Take the 2-minute tour ×
Mathematics Stack Exchange is a question and answer site for people studying math at any level and professionals in related fields. It's 100% free, no registration required.

This question already has an answer here:

Problem:

I want to prove that the infinite product $\prod_{k=1}^{\infty }(1-\frac{1}{2^{k}})$ does not converge to zero. It doesn't matter to find the value to which this product converges, but I am still curious to know if anybody is able (if possible of course) to find the value to which this infinite product converges. I appreciate any help. I tried the following trick: $\prod_{k=1}^{n}(1+a_{k})\geq 1+\sum_{k=1}^{n}a_{k}$ which can be easily proven by inudction, where $a_{k}>-1$ and they are all positive or negative. In this case, $a_{k}=-\frac{1}{2^{k}}$, but I get : the infinite product is greater than or equal to zero.

share|improve this question

marked as duplicate by 1999, Mike Pierce, David K, Martin Sleziak, san Jun 13 at 3:10

This question has been asked before and already has an answer. If those answers do not fully address your question, please ask a new question.

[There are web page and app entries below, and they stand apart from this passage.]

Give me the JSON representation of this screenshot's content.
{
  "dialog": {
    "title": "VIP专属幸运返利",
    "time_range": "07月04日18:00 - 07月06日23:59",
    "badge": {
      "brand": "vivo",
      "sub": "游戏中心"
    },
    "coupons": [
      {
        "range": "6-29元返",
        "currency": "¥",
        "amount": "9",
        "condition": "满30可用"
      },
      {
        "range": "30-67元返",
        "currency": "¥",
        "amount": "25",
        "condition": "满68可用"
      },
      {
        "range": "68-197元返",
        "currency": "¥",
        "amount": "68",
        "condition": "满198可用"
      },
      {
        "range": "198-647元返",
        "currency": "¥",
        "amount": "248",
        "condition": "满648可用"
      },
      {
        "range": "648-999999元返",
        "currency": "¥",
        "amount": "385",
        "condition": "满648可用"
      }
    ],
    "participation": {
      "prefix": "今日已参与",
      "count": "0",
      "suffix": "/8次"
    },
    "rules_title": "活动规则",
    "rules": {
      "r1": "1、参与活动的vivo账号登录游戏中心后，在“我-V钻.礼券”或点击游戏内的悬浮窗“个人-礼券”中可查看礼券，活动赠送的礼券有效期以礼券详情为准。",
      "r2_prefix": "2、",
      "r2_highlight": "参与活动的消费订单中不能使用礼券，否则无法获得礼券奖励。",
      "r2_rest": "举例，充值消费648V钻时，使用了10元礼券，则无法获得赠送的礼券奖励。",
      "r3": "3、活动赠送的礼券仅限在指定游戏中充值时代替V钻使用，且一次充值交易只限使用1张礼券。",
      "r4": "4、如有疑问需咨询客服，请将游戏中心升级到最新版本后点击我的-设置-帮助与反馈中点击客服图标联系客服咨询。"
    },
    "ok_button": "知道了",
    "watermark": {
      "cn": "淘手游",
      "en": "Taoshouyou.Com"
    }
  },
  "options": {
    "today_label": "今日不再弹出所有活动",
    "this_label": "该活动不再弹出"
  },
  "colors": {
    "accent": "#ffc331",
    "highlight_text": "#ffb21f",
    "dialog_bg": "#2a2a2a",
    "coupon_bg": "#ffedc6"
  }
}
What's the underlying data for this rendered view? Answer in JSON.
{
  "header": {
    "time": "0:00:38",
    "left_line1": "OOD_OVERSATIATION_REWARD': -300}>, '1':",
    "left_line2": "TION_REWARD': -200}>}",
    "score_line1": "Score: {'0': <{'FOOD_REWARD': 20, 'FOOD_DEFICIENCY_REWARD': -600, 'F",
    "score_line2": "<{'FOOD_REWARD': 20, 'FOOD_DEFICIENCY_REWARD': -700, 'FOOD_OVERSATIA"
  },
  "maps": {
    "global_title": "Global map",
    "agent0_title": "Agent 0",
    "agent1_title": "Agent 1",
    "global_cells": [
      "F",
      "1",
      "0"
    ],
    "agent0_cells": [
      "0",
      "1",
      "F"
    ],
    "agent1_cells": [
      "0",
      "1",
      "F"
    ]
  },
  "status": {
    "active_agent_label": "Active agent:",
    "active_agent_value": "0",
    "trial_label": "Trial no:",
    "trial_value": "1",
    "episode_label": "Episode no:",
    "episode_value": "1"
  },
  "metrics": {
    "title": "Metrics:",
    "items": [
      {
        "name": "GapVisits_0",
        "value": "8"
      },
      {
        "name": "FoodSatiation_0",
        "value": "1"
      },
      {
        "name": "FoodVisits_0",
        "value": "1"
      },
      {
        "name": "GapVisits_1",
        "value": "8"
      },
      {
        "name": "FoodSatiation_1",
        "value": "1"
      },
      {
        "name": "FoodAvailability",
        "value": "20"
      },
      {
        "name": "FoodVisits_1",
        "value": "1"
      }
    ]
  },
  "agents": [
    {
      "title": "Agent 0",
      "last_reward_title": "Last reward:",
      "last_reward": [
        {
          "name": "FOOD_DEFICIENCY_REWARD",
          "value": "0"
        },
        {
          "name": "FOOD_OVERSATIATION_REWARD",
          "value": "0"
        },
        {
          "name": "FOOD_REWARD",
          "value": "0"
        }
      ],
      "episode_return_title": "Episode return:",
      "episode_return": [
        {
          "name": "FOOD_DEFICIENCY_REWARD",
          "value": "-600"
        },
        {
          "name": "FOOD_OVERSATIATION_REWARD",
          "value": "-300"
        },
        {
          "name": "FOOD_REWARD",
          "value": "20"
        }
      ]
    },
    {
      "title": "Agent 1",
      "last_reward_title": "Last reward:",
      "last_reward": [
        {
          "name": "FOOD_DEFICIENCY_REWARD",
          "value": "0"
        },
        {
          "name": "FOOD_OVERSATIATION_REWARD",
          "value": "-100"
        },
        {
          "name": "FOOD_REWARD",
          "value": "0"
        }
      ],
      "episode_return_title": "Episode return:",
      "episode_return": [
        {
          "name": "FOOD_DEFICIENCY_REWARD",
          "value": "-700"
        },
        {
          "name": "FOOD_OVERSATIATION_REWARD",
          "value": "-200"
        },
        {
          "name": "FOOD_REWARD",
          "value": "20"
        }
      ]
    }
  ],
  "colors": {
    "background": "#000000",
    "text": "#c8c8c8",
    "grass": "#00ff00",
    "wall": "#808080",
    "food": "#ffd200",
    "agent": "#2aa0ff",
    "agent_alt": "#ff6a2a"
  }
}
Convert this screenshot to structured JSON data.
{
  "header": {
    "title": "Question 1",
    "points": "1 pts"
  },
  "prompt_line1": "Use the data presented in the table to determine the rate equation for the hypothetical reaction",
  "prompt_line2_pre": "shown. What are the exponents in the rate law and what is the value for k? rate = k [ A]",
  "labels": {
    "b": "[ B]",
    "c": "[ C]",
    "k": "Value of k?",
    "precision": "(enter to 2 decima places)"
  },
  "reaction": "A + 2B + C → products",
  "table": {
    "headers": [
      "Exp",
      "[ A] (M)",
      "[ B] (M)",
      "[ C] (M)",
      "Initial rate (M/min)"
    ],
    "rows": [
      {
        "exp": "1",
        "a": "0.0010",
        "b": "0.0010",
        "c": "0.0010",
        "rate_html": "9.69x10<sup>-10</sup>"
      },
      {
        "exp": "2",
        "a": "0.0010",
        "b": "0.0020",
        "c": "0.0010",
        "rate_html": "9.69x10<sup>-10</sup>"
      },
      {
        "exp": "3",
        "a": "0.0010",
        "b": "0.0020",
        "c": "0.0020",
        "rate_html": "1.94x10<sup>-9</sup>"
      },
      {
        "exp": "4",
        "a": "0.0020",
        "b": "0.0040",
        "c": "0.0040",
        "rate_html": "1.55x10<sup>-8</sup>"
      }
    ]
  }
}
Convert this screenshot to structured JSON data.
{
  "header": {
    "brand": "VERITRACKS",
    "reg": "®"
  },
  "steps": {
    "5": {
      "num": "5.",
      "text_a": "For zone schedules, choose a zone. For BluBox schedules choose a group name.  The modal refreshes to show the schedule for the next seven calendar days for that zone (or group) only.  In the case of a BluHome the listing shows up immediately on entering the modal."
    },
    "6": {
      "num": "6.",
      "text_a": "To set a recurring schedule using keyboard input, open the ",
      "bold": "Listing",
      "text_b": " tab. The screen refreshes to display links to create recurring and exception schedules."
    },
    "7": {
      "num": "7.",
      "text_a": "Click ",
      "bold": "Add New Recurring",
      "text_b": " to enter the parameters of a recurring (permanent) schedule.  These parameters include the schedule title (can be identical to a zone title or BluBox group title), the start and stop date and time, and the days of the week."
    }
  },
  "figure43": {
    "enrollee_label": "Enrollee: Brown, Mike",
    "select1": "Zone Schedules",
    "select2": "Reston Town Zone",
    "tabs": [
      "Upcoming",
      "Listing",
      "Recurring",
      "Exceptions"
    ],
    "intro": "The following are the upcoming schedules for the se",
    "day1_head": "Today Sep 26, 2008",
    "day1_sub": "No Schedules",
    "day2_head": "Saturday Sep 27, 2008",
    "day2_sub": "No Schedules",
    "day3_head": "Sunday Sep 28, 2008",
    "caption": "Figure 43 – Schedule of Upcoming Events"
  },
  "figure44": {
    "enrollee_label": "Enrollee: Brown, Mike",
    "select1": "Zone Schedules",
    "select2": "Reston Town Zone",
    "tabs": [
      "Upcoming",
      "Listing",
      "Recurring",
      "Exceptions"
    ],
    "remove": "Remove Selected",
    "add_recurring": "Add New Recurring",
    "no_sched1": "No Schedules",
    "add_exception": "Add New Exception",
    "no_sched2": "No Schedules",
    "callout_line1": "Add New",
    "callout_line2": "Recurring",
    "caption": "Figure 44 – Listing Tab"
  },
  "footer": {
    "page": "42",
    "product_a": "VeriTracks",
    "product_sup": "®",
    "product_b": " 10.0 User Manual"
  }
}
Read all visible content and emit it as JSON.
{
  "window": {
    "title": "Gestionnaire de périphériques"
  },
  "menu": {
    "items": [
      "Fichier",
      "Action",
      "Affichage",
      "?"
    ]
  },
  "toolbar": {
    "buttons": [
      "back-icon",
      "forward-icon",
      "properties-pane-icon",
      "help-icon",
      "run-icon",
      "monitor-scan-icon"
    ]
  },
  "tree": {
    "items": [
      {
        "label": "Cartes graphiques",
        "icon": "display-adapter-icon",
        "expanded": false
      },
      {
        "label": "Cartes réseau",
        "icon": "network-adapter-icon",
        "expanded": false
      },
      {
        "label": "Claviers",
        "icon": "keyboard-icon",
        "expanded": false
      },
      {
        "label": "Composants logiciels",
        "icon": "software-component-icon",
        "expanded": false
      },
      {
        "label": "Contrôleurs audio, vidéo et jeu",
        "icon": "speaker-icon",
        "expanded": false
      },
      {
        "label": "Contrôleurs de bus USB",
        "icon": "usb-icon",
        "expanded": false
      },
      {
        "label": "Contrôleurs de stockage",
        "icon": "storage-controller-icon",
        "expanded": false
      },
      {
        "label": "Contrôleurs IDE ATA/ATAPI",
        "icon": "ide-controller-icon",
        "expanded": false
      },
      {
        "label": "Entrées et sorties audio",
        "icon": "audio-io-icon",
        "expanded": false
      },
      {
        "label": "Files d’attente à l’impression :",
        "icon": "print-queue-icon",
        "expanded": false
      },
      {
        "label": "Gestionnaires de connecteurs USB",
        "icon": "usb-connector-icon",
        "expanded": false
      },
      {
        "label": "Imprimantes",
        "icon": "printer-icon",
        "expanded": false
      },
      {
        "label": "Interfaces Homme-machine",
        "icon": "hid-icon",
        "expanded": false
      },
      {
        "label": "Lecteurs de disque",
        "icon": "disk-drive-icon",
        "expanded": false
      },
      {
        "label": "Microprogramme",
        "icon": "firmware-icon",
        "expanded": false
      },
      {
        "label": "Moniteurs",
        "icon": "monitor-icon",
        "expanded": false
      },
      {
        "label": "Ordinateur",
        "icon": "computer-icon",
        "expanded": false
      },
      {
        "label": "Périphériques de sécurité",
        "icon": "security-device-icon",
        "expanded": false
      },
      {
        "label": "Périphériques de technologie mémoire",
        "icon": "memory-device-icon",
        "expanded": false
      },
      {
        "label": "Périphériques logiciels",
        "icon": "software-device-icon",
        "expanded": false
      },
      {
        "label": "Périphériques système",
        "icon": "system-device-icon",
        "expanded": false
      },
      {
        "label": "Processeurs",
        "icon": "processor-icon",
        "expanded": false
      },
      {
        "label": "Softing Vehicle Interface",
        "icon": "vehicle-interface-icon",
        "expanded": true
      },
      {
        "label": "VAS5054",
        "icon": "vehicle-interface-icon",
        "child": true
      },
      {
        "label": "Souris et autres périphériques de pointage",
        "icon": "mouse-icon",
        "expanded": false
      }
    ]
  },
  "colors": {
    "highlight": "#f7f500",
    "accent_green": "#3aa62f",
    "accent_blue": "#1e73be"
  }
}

2  
You may want to take logarithm and then apply some sort of comparison to conclude that the resulting logarithmic sum converges. Then by exponentiation, you can find that the product converges to a positive number. –  Sangchul Lee Oct 23 '12 at 1:36
1  
You can show via induction that $\prod_{k=1}^n (1-\frac{1}{2^k}) \ge \frac14 + \frac{1}{2^{n+1}}$ and so in particular the infinite product converges to something that's at least $\frac14$. –  Alan Guo Oct 23 '12 at 1:36
    
@Alan Guo: How did you figure out your above inequaliy? I am just curious to see how you proved it. –  C. Lambda Oct 23 '12 at 1:48
    
@sos440: Can you, please, show me what kind of comparison you use to conclude convergence of the sum of the logarithms. –  C. Lambda Oct 23 '12 at 1:49
    
It's pretty straightforward to prove using induction. –  Alan Guo Oct 23 '12 at 1:54

3 Answers 3

up vote 3 down vote accepted

Suppose $\prod_{k=1}^n (1-x^k) \ge a + x^{n+1}$ where $0 < x < 1$ and $0 < a < 1$. Then $\prod_{k=1}^{n+1} (1-x^k) \ge (a + x^{n+1})(1-x^{n+1}) = a + x^{n+1}(1-a) $.

To make this $\ge a + x^{n+2}$, we want $1-a \ge x$. For $x = 1/2$, $a = 1/4$ will work.

So, this argument gives a basis for choosing values for $a$ that can makes this inequality true for this inductive proof.

share|improve this answer

This question is almost identical to this one.

In particular, while I wouldn't hope for a satisfying "closed form", Euler's pentagonal number theorem provides a simple expression for the binary expansion of this limit.

share|improve this answer

From Taylor's Theorem with remainder, for $ 0 \leq x \leq \frac{1}{2}, $ we find $$ -x - \frac{x^2}{2} \geq \log (1-x) \geq -x -2 x^2. $$ because $$ f(x) = f(a) + f'(a) (x-a) + f''(\xi) \frac{(x-a)^2}{2} $$ where $\xi$ is between $x$ and $a.$

Your $x = \frac{1}{2^k}$ and $x^2 = \frac{1}{4^k}.$

Edddiiittt: now that I think of it, we could use Taylor's and stop at the linear term, $ -x \geq \log (1-x) \geq -2x , $ still for $ 0 \leq x \leq \frac{1}{2}. $

share|improve this answer

Not the answer you're looking for? Browse other questions tagged or ask your own question.